- [DATA]
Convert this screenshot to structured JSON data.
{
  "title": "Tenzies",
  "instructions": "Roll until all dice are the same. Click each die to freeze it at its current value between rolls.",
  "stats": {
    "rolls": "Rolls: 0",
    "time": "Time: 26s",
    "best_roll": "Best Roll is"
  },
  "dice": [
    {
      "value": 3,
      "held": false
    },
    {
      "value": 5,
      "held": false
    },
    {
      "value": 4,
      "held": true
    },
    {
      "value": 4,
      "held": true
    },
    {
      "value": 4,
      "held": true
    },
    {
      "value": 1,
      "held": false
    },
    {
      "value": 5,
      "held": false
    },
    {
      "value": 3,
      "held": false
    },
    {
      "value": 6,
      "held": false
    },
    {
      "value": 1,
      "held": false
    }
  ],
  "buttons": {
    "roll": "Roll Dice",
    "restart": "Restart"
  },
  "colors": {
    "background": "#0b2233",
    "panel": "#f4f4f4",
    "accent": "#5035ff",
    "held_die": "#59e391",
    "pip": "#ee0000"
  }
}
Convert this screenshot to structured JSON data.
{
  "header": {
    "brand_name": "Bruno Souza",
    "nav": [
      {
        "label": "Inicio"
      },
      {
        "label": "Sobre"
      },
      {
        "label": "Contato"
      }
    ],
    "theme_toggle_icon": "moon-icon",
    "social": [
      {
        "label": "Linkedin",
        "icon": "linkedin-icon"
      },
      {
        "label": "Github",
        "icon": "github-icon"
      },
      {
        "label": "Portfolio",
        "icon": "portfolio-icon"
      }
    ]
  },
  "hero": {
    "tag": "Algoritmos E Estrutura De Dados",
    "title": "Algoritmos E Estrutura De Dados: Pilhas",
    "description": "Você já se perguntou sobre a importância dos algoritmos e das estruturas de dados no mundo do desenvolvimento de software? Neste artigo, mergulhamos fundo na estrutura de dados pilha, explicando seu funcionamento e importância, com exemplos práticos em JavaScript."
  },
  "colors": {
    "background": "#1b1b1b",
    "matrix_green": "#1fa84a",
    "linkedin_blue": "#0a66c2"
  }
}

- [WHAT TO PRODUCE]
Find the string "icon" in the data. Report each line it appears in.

- [EXPECTED OUTPUT]
    "theme_toggle_icon": "moon-icon",
        "icon": "linkedin-icon"
        "icon": "github-icon"
        "icon": "portfolio-icon"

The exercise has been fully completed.